** WORK TASK **
The response should consist of every line below, restated exactly, with no pictures.

Web page and app entries

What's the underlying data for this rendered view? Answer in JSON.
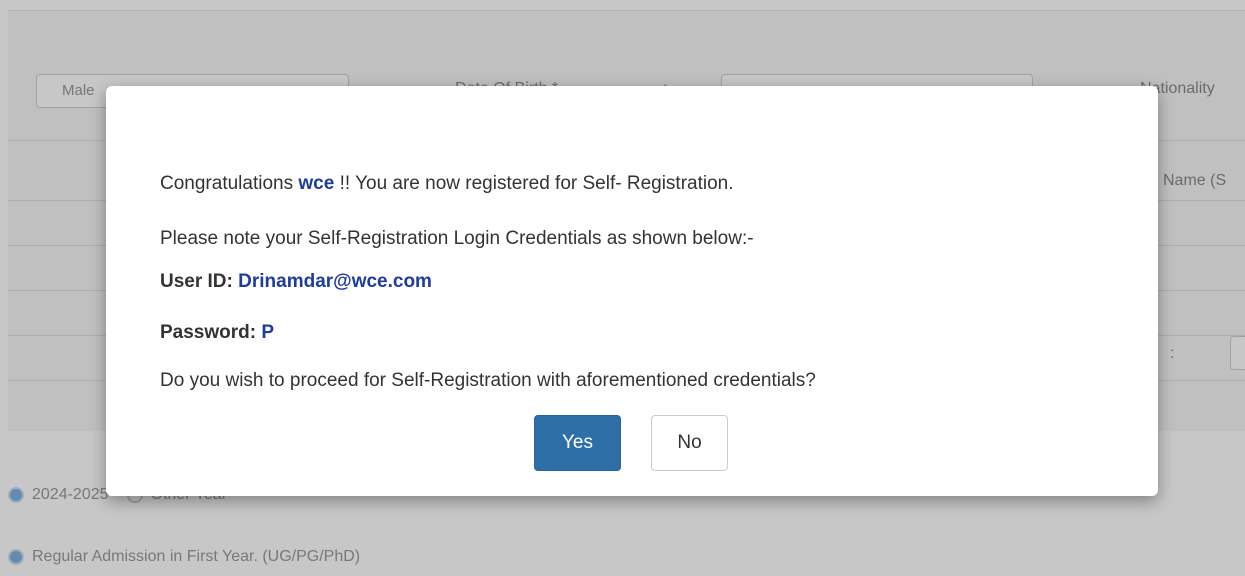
{
  "background": {
    "gender_value": "Male",
    "dob_label": "Date Of Birth *",
    "dob_colon": ":",
    "nationality_label": "Nationality",
    "name_label": "Name (S",
    "colon": ":",
    "year_option_selected": "2024-2025",
    "year_option_other": "Other Year",
    "admission_option": "Regular Admission in First Year. (UG/PG/PhD)"
  },
  "modal": {
    "line1_prefix": "Congratulations ",
    "line1_user": "wce",
    "line1_suffix": " !! You are now registered for Self- Registration.",
    "line2": "Please note your Self-Registration Login Credentials as shown below:-",
    "userid_label": "User ID: ",
    "userid_value": "Drinamdar@wce.com",
    "password_label": "Password: ",
    "password_value": "P",
    "question": "Do you wish to proceed for Self-Registration with aforementioned credentials?",
    "yes_label": "Yes",
    "no_label": "No"
  },
  "colors": {
    "accent_blue": "#2f6fa8",
    "highlight_text": "#1d3c9e"
  }
}
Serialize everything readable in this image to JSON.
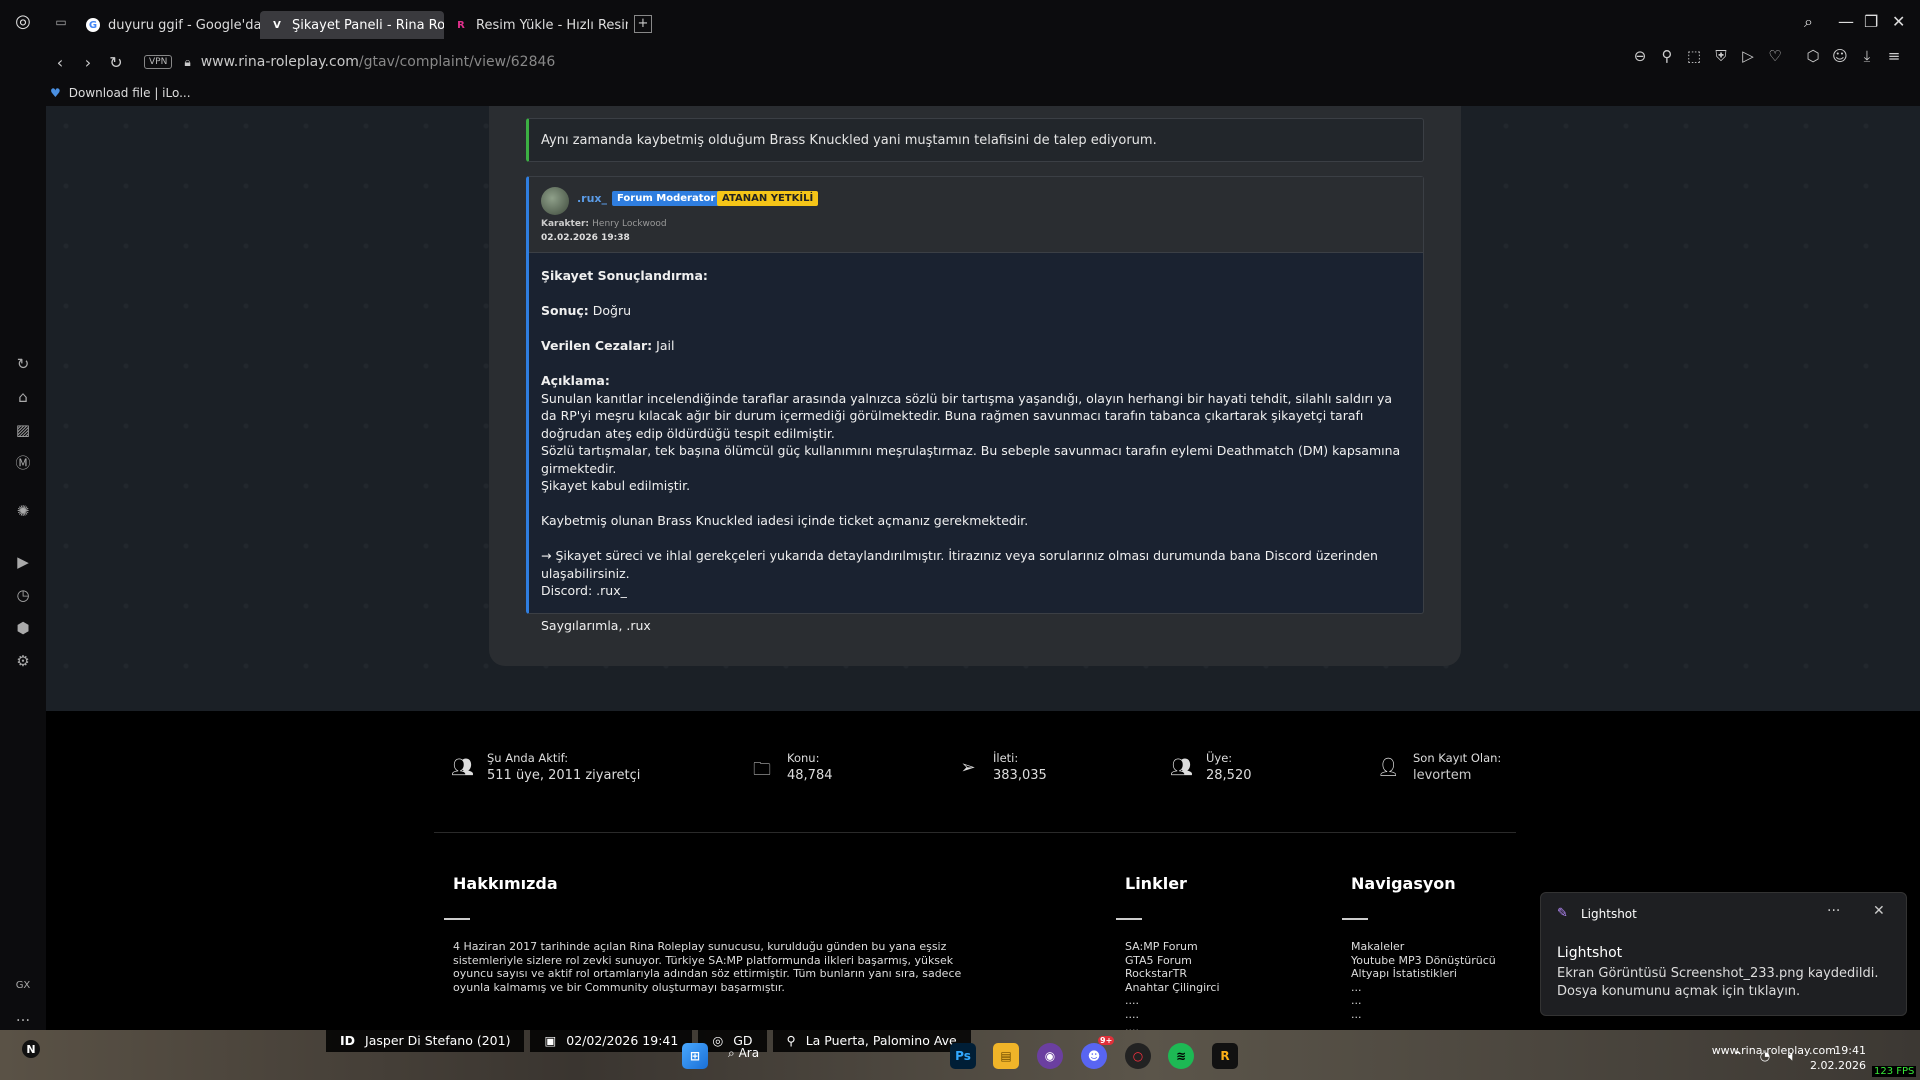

** SOLUTION **
What's the underlying data for this rendered view? Answer in JSON.
{
  "background": {
    "gender_value": "Male",
    "dob_label": "Date Of Birth *",
    "dob_colon": ":",
    "nationality_label": "Nationality",
    "name_label": "Name (S",
    "colon": ":",
    "year_option_selected": "2024-2025",
    "year_option_other": "Other Year",
    "admission_option": "Regular Admission in First Year. (UG/PG/PhD)"
  },
  "modal": {
    "line1_prefix": "Congratulations ",
    "line1_user": "wce",
    "line1_suffix": " !! You are now registered for Self- Registration.",
    "line2": "Please note your Self-Registration Login Credentials as shown below:-",
    "userid_label": "User ID: ",
    "userid_value": "Drinamdar@wce.com",
    "password_label": "Password: ",
    "password_value": "P",
    "question": "Do you wish to proceed for Self-Registration with aforementioned credentials?",
    "yes_label": "Yes",
    "no_label": "No"
  },
  "colors": {
    "accent_blue": "#2f6fa8",
    "highlight_text": "#1d3c9e"
  }
}
Serialize everything readable in this image to JSON.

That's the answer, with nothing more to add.